How to Get Community Support for Your Education Project
I recently met with a superintendent whose district was pursuing substantial building changes. She shared conceptual plans and elevations and then dropped the bomb. She wasn’t particularly tied to any of the concepts. She felt there was not community support. When she spoke with others in the community, the consensus was to step back, prioritize, and reassess.
While I don’t have all the details, it was apparent this project lacked a vision.
When it comes to discussing school facilities, we instinctively jump into talks about bricks and mortar. We are spatial people. It’s easier to talk about tangibles.
However, tangibles quickly can become the source of controversy where one’s needs may be considered another’s wants.
- I need more outlets in this classroom!
- Can’t we do something about the fact I am either roasting or freezing in here?
- This building just does not have enough storage!
Creates excitement! Excitement leads to participation and ownership. With broad-based engagement, the likelihood of developing a vision that is backed by your community greatly increases.
Establishes the cornerstone for the entire decision-making. If your vision statement is created and adopted by the community, it stands above individual agendas and other initiatives.
Offers transparency. Use your vision statement in a transparent manner as a project sounding board to validate all decisions.
Provides a rallying cry. Let your vision be the slogan for your external communities (city, neighbors, parents and boosters) and internal communities (students, faculty and staff). Keep your vision simple so it’s easily remembered and shared. Remember your vision is an aspiration. It is where you want to be, not where you are at now.
Starting with your vision may seem to take longer. However, doing so allows the tangibles fall into place and the process will move forward more smoothly.
That sets you up for success.
<< Back to Blog Listing
| Andrew Iverson, AIA, ALEP, LEED AP BD+C

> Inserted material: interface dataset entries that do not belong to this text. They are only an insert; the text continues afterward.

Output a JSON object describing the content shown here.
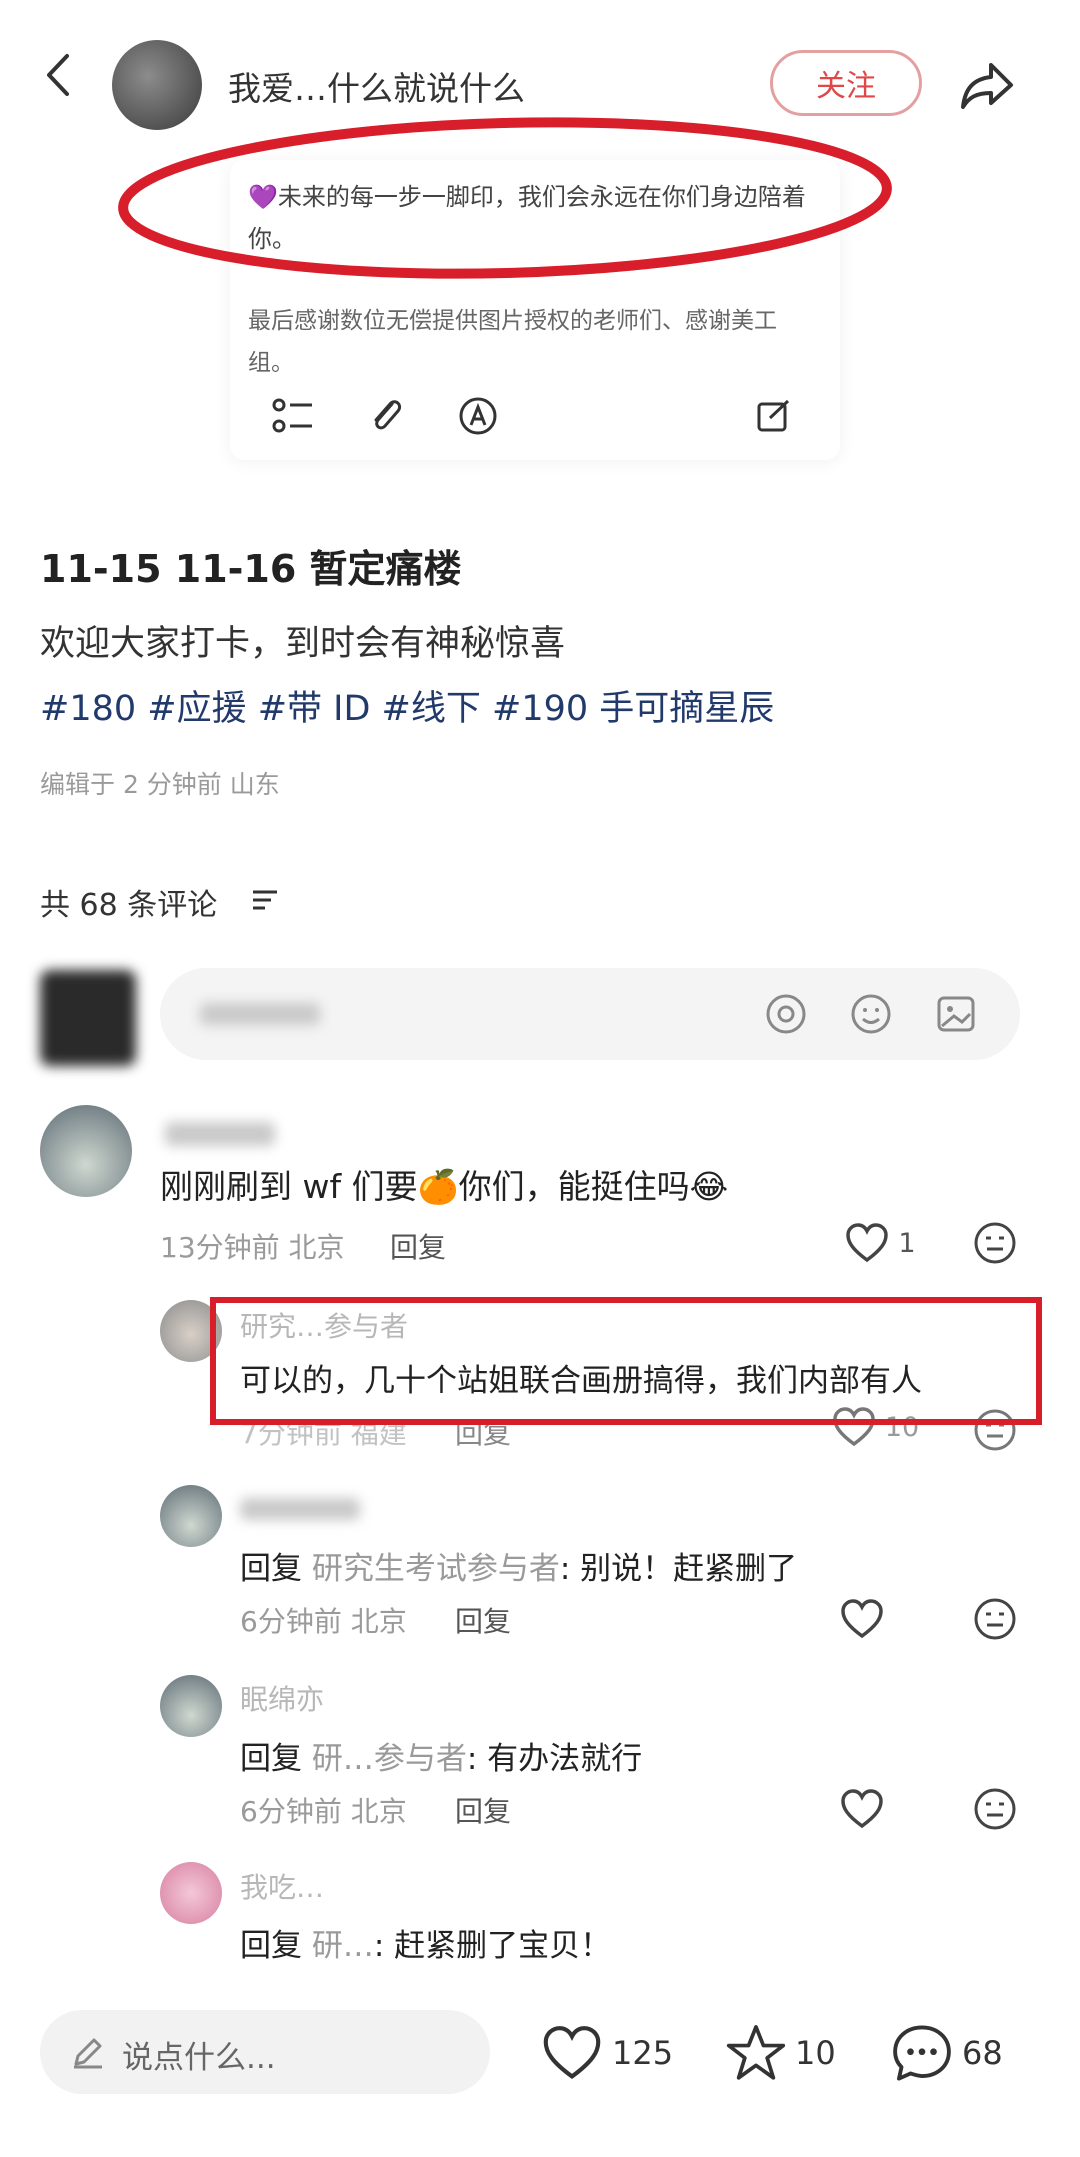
{
  "header": {
    "author_name": "我爱…什么就说什么",
    "follow_label": "关注"
  },
  "note_preview": {
    "line1": "💜未来的每一步一脚印，我们会永远在你们身边陪着你。",
    "line2": "最后感谢数位无偿提供图片授权的老师们、感谢美工组。"
  },
  "post": {
    "title": "11-15 11-16 暂定痛楼",
    "body": "欢迎大家打卡，到时会有神秘惊喜",
    "tags": "#180 #应援 #带 ID #线下 #190 手可摘星辰",
    "meta": "编辑于 2 分钟前 山东"
  },
  "comments_header": {
    "count_label": "共 68 条评论"
  },
  "comments": [
    {
      "text": "刚刚刷到 wf 们要🍊你们，能挺住吗😂",
      "time": "13分钟前 北京",
      "reply_label": "回复",
      "likes": "1"
    }
  ],
  "replies": [
    {
      "name": "研究…参与者",
      "text": "可以的，几十个站姐联合画册搞得，我们内部有人",
      "time": "7分钟前 福建",
      "reply_label": "回复",
      "likes": "10"
    },
    {
      "prefix": "回复",
      "target": "研究生考试参与者",
      "text": ": 别说！赶紧删了",
      "time": "6分钟前 北京",
      "reply_label": "回复"
    },
    {
      "name": "眠绵亦",
      "prefix": "回复",
      "target": "研…参与者",
      "text": ": 有办法就行",
      "time": "6分钟前 北京",
      "reply_label": "回复"
    },
    {
      "name": "我吃…",
      "prefix": "回复",
      "target": "研…",
      "text": ": 赶紧删了宝贝！"
    }
  ],
  "bottom_bar": {
    "input_placeholder": "说点什么...",
    "likes": "125",
    "stars": "10",
    "comments": "68"
  },
  "colors": {
    "highlight_red": "#d81e2b",
    "follow_red": "#e04848",
    "tag_blue": "#223a6b"
  }
}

I believe that a quality education is the greatest gift we can give our youth. As an architect and education facility planner, I can directly contribute to the quality of education through the design of learning environments that are safe, healthy and support a wide range of learning styles. Students, faculty and staff appreciate my responsiveness to their needs. With a calm approach that eases tensions during tough moments, I am allowed to bring these communities together, build understanding, and make such facilities a reality.